● WHAT YOU HAVE TO DO: Repeat, word for word, each of the records shown below, without their pictures.

● THE DATA:
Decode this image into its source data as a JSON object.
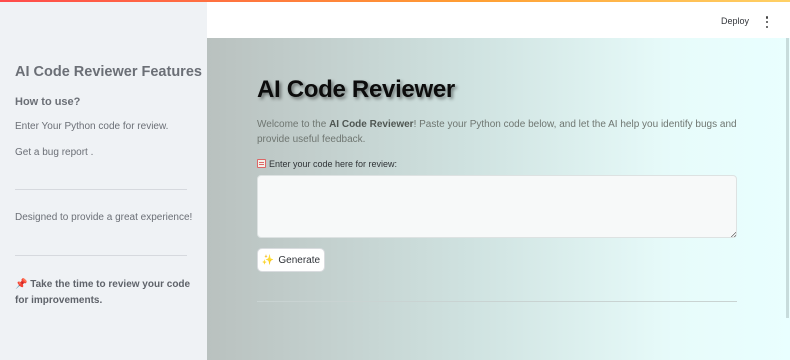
{
  "sidebar": {
    "title": "AI Code Reviewer Features",
    "how_to_heading": "How to use?",
    "step_1": "Enter Your Python code for review.",
    "step_2": "Get a bug report .",
    "experience": "Designed to provide a great experience!",
    "tip_icon": "pushpin-icon",
    "tip": "Take the time to review your code for improvements."
  },
  "header": {
    "deploy_label": "Deploy",
    "menu_icon": "kebab-menu-icon"
  },
  "main": {
    "title": "AI Code Reviewer",
    "welcome_prefix": "Welcome to the ",
    "welcome_bold": "AI Code Reviewer",
    "welcome_suffix": "! Paste your Python code below, and let the AI help you identify bugs and provide useful feedback.",
    "input_icon": "memo-icon",
    "input_label": "Enter your code here for review:",
    "input_value": "",
    "generate_icon": "sparkles-icon",
    "generate_label": "Generate"
  },
  "colors": {
    "sidebar_bg": "#eff2f5",
    "gradient_start": "#b9c1bf",
    "gradient_end": "#e9ffff",
    "accent_line": "#ff4b4b"
  }
}
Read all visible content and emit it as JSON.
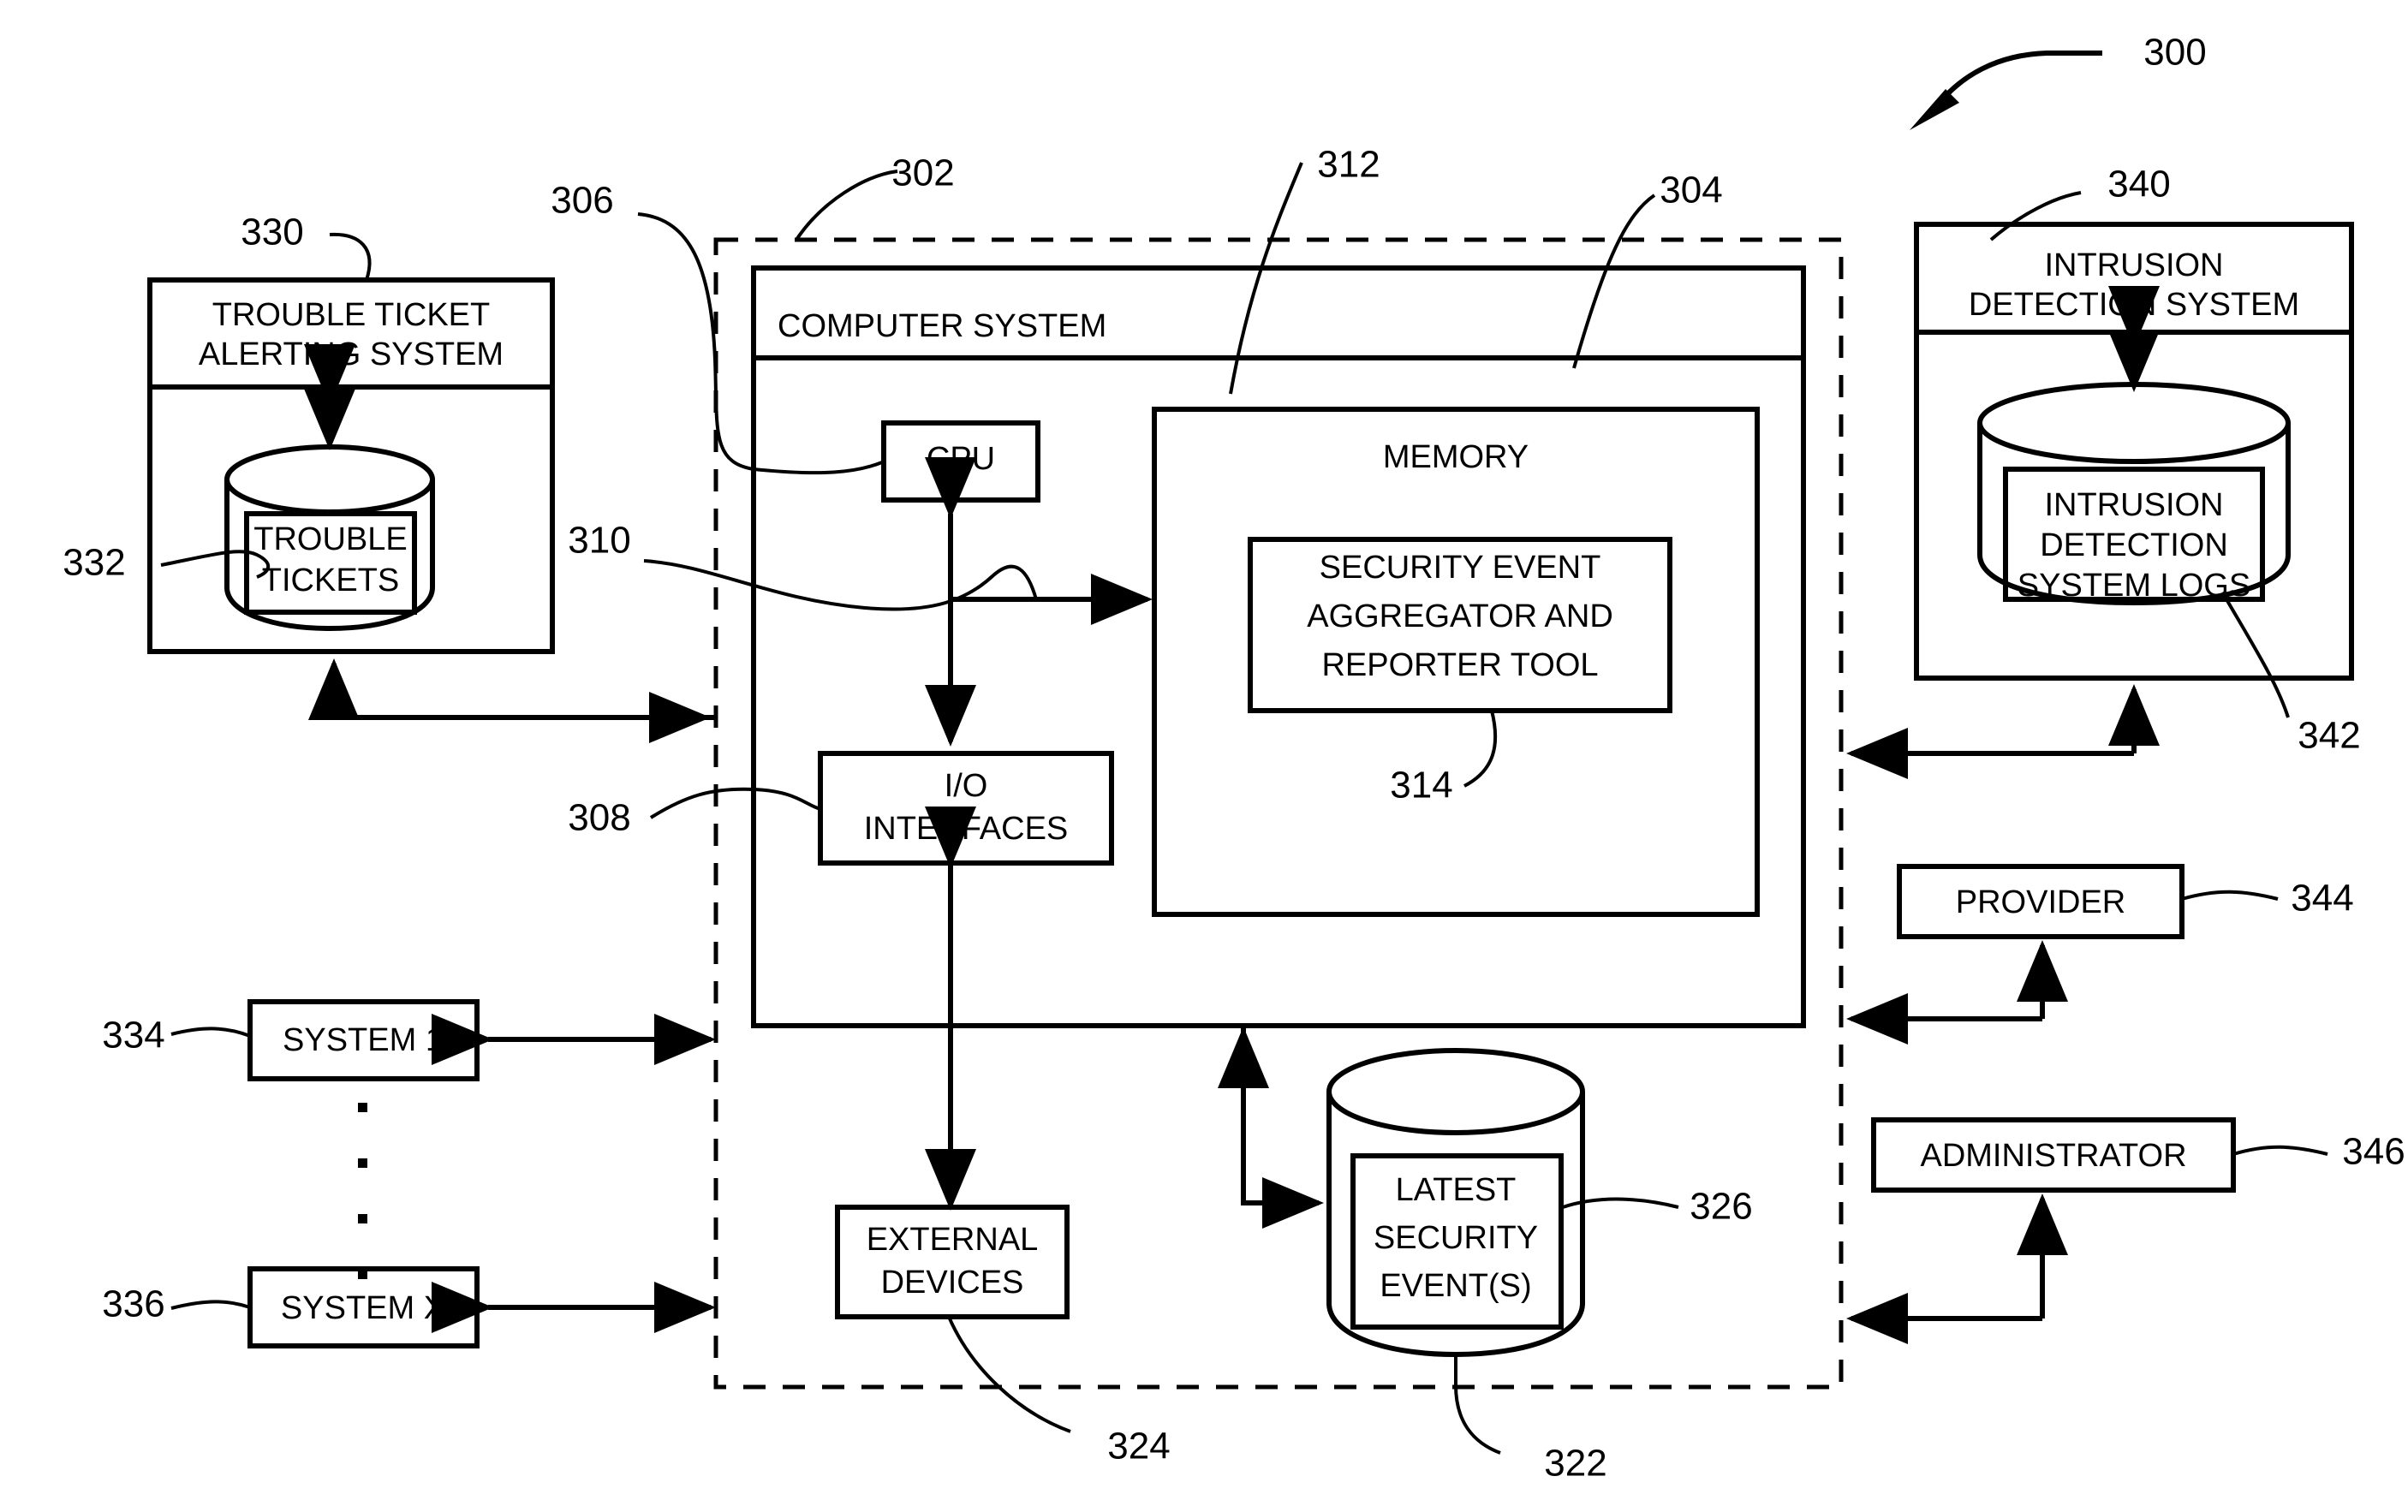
{
  "figure": {
    "title_ref": "300",
    "boundary_ref": "302",
    "boundary_style": "dashed"
  },
  "refs": {
    "system_overall": "300",
    "dashed_boundary": "302",
    "computer_system": "304",
    "bus_306": "306",
    "io_interfaces": "308",
    "bus_310": "310",
    "memory": "312",
    "tool": "314",
    "latest_security_events_db": "322",
    "external_devices": "324",
    "latest_security_events_label": "326",
    "trouble_ticket_alerting_system": "330",
    "trouble_tickets": "332",
    "system_1": "334",
    "system_x": "336",
    "intrusion_detection_system": "340",
    "intrusion_detection_system_logs": "342",
    "provider": "344",
    "administrator": "346"
  },
  "blocks": {
    "trouble_ticket_alerting_system": {
      "line1": "TROUBLE TICKET",
      "line2": "ALERTING SYSTEM",
      "ref": "330"
    },
    "trouble_tickets": {
      "line1": "TROUBLE",
      "line2": "TICKETS",
      "ref": "332"
    },
    "computer_system": {
      "label": "COMPUTER SYSTEM",
      "ref": "304"
    },
    "cpu": {
      "label": "CPU",
      "ref": "306"
    },
    "io_interfaces": {
      "line1": "I/O",
      "line2": "INTERFACES",
      "ref": "308"
    },
    "bus": {
      "ref": "310"
    },
    "memory": {
      "label": "MEMORY",
      "ref": "312"
    },
    "tool": {
      "line1": "SECURITY EVENT",
      "line2": "AGGREGATOR AND",
      "line3": "REPORTER TOOL",
      "ref": "314"
    },
    "external_devices": {
      "line1": "EXTERNAL",
      "line2": "DEVICES",
      "ref": "324"
    },
    "latest_security_events": {
      "line1": "LATEST",
      "line2": "SECURITY",
      "line3": "EVENT(S)",
      "ref": "326",
      "db_ref": "322"
    },
    "system_1": {
      "label": "SYSTEM 1",
      "ref": "334"
    },
    "system_x": {
      "label": "SYSTEM X",
      "ref": "336"
    },
    "vertical_ellipsis": "·",
    "intrusion_detection_system": {
      "line1": "INTRUSION",
      "line2": "DETECTION SYSTEM",
      "ref": "340"
    },
    "intrusion_detection_system_logs": {
      "line1": "INTRUSION",
      "line2": "DETECTION",
      "line3": "SYSTEM LOGS",
      "ref": "342"
    },
    "provider": {
      "label": "PROVIDER",
      "ref": "344"
    },
    "administrator": {
      "label": "ADMINISTRATOR",
      "ref": "346"
    }
  },
  "colors": {
    "stroke": "#000000",
    "background": "#ffffff"
  }
}
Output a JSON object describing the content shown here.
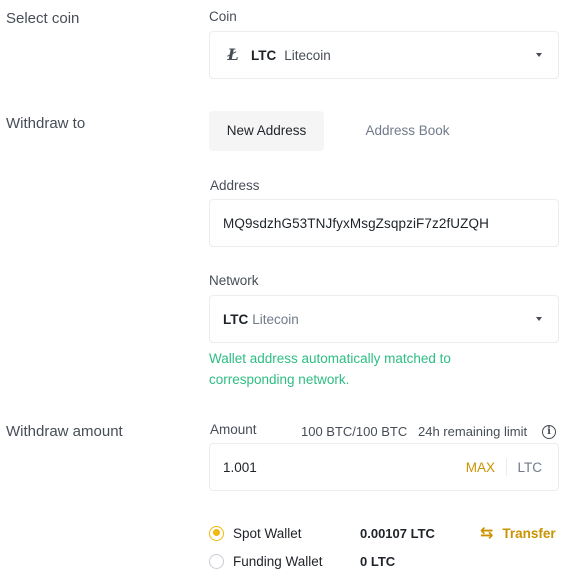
{
  "sections": {
    "select_coin": "Select coin",
    "withdraw_to": "Withdraw to",
    "withdraw_amount": "Withdraw amount"
  },
  "coin": {
    "label": "Coin",
    "icon": "litecoin-icon",
    "icon_glyph": "Ł",
    "symbol": "LTC",
    "name": "Litecoin"
  },
  "tabs": [
    {
      "label": "New Address",
      "active": true
    },
    {
      "label": "Address Book",
      "active": false
    }
  ],
  "address": {
    "label": "Address",
    "value": "MQ9sdzhG53TNJfyxMsgZsqpziF7z2fUZQH"
  },
  "network": {
    "label": "Network",
    "symbol": "LTC",
    "name": "Litecoin",
    "hint": "Wallet address automatically matched to corresponding network."
  },
  "amount": {
    "label": "Amount",
    "limit_value": "100 BTC/100 BTC",
    "limit_text": "24h remaining limit",
    "info_glyph": "i",
    "value": "1.001",
    "max_label": "MAX",
    "unit": "LTC"
  },
  "wallets": [
    {
      "name": "Spot Wallet",
      "balance": "0.00107 LTC",
      "selected": true
    },
    {
      "name": "Funding Wallet",
      "balance": "0 LTC",
      "selected": false
    }
  ],
  "transfer": {
    "label": "Transfer",
    "icon_glyph": "⇆"
  },
  "colors": {
    "accent": "#f0b90b",
    "link": "#c99400",
    "success": "#2ebd85"
  }
}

● REPLY TO THE TASK:
Decode this image into its source data as a JSON object.
{
  "sidebar": {
    "title": "AI Code Reviewer Features",
    "how_to_heading": "How to use?",
    "step_1": "Enter Your Python code for review.",
    "step_2": "Get a bug report .",
    "experience": "Designed to provide a great experience!",
    "tip_icon": "pushpin-icon",
    "tip": "Take the time to review your code for improvements."
  },
  "header": {
    "deploy_label": "Deploy",
    "menu_icon": "kebab-menu-icon"
  },
  "main": {
    "title": "AI Code Reviewer",
    "welcome_prefix": "Welcome to the ",
    "welcome_bold": "AI Code Reviewer",
    "welcome_suffix": "! Paste your Python code below, and let the AI help you identify bugs and provide useful feedback.",
    "input_icon": "memo-icon",
    "input_label": "Enter your code here for review:",
    "input_value": "",
    "generate_icon": "sparkles-icon",
    "generate_label": "Generate"
  },
  "colors": {
    "sidebar_bg": "#eff2f5",
    "gradient_start": "#b9c1bf",
    "gradient_end": "#e9ffff",
    "accent_line": "#ff4b4b"
  }
}
Read all visible content and emit it as JSON.
{
  "figure": {
    "title_ref": "300",
    "boundary_ref": "302",
    "boundary_style": "dashed"
  },
  "refs": {
    "system_overall": "300",
    "dashed_boundary": "302",
    "computer_system": "304",
    "bus_306": "306",
    "io_interfaces": "308",
    "bus_310": "310",
    "memory": "312",
    "tool": "314",
    "latest_security_events_db": "322",
    "external_devices": "324",
    "latest_security_events_label": "326",
    "trouble_ticket_alerting_system": "330",
    "trouble_tickets": "332",
    "system_1": "334",
    "system_x": "336",
    "intrusion_detection_system": "340",
    "intrusion_detection_system_logs": "342",
    "provider": "344",
    "administrator": "346"
  },
  "blocks": {
    "trouble_ticket_alerting_system": {
      "line1": "TROUBLE TICKET",
      "line2": "ALERTING SYSTEM",
      "ref": "330"
    },
    "trouble_tickets": {
      "line1": "TROUBLE",
      "line2": "TICKETS",
      "ref": "332"
    },
    "computer_system": {
      "label": "COMPUTER SYSTEM",
      "ref": "304"
    },
    "cpu": {
      "label": "CPU",
      "ref": "306"
    },
    "io_interfaces": {
      "line1": "I/O",
      "line2": "INTERFACES",
      "ref": "308"
    },
    "bus": {
      "ref": "310"
    },
    "memory": {
      "label": "MEMORY",
      "ref": "312"
    },
    "tool": {
      "line1": "SECURITY EVENT",
      "line2": "AGGREGATOR AND",
      "line3": "REPORTER TOOL",
      "ref": "314"
    },
    "external_devices": {
      "line1": "EXTERNAL",
      "line2": "DEVICES",
      "ref": "324"
    },
    "latest_security_events": {
      "line1": "LATEST",
      "line2": "SECURITY",
      "line3": "EVENT(S)",
      "ref": "326",
      "db_ref": "322"
    },
    "system_1": {
      "label": "SYSTEM 1",
      "ref": "334"
    },
    "system_x": {
      "label": "SYSTEM X",
      "ref": "336"
    },
    "vertical_ellipsis": "·",
    "intrusion_detection_system": {
      "line1": "INTRUSION",
      "line2": "DETECTION SYSTEM",
      "ref": "340"
    },
    "intrusion_detection_system_logs": {
      "line1": "INTRUSION",
      "line2": "DETECTION",
      "line3": "SYSTEM LOGS",
      "ref": "342"
    },
    "provider": {
      "label": "PROVIDER",
      "ref": "344"
    },
    "administrator": {
      "label": "ADMINISTRATOR",
      "ref": "346"
    }
  },
  "colors": {
    "stroke": "#000000",
    "background": "#ffffff"
  }
}
Output a JSON object describing the content shown here.
{
  "sections": {
    "select_coin": "Select coin",
    "withdraw_to": "Withdraw to",
    "withdraw_amount": "Withdraw amount"
  },
  "coin": {
    "label": "Coin",
    "icon": "litecoin-icon",
    "icon_glyph": "Ł",
    "symbol": "LTC",
    "name": "Litecoin"
  },
  "tabs": [
    {
      "label": "New Address",
      "active": true
    },
    {
      "label": "Address Book",
      "active": false
    }
  ],
  "address": {
    "label": "Address",
    "value": "MQ9sdzhG53TNJfyxMsgZsqpziF7z2fUZQH"
  },
  "network": {
    "label": "Network",
    "symbol": "LTC",
    "name": "Litecoin",
    "hint": "Wallet address automatically matched to corresponding network."
  },
  "amount": {
    "label": "Amount",
    "limit_value": "100 BTC/100 BTC",
    "limit_text": "24h remaining limit",
    "info_glyph": "i",
    "value": "1.001",
    "max_label": "MAX",
    "unit": "LTC"
  },
  "wallets": [
    {
      "name": "Spot Wallet",
      "balance": "0.00107 LTC",
      "selected": true
    },
    {
      "name": "Funding Wallet",
      "balance": "0 LTC",
      "selected": false
    }
  ],
  "transfer": {
    "label": "Transfer",
    "icon_glyph": "⇆"
  },
  "colors": {
    "accent": "#f0b90b",
    "link": "#c99400",
    "success": "#2ebd85"
  }
}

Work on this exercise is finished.